-------- SOURCE DATA

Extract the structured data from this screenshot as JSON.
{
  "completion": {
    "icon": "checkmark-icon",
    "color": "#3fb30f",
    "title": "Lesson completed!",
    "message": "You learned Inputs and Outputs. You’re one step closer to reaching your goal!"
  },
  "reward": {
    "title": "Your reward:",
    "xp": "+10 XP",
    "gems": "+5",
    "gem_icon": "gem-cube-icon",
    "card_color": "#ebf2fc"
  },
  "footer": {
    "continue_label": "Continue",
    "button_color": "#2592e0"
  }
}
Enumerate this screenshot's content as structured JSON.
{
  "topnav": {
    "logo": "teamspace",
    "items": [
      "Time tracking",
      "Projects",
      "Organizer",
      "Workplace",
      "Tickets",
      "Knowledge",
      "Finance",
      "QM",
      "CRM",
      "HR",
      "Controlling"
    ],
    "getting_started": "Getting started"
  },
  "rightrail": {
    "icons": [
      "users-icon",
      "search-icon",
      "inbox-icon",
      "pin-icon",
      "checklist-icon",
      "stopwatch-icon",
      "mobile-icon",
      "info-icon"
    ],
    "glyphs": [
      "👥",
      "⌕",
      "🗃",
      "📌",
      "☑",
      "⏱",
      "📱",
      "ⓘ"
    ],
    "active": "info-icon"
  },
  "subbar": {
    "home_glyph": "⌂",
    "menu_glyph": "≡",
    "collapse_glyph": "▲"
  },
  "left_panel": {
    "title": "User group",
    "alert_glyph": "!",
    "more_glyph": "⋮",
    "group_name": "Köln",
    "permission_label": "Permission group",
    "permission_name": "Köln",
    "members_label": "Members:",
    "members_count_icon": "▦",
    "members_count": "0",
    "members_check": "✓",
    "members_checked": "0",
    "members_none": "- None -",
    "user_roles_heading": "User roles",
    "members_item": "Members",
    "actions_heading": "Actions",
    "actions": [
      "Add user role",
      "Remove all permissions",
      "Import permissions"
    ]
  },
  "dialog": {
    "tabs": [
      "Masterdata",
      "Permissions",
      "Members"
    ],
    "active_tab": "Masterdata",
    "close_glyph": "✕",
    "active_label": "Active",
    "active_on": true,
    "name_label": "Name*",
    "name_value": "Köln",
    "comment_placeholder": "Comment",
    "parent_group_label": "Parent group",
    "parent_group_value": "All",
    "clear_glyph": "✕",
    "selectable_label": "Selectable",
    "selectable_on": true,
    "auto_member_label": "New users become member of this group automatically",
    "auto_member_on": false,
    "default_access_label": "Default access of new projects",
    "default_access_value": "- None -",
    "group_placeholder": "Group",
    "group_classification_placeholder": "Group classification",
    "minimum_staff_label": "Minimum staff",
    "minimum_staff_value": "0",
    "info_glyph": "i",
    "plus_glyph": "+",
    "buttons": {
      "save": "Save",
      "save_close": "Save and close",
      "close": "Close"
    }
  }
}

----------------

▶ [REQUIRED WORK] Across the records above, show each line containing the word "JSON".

▶ [SOLVED PROBLEM]
Extract the structured data from this screenshot as JSON.
Enumerate this screenshot's content as structured JSON.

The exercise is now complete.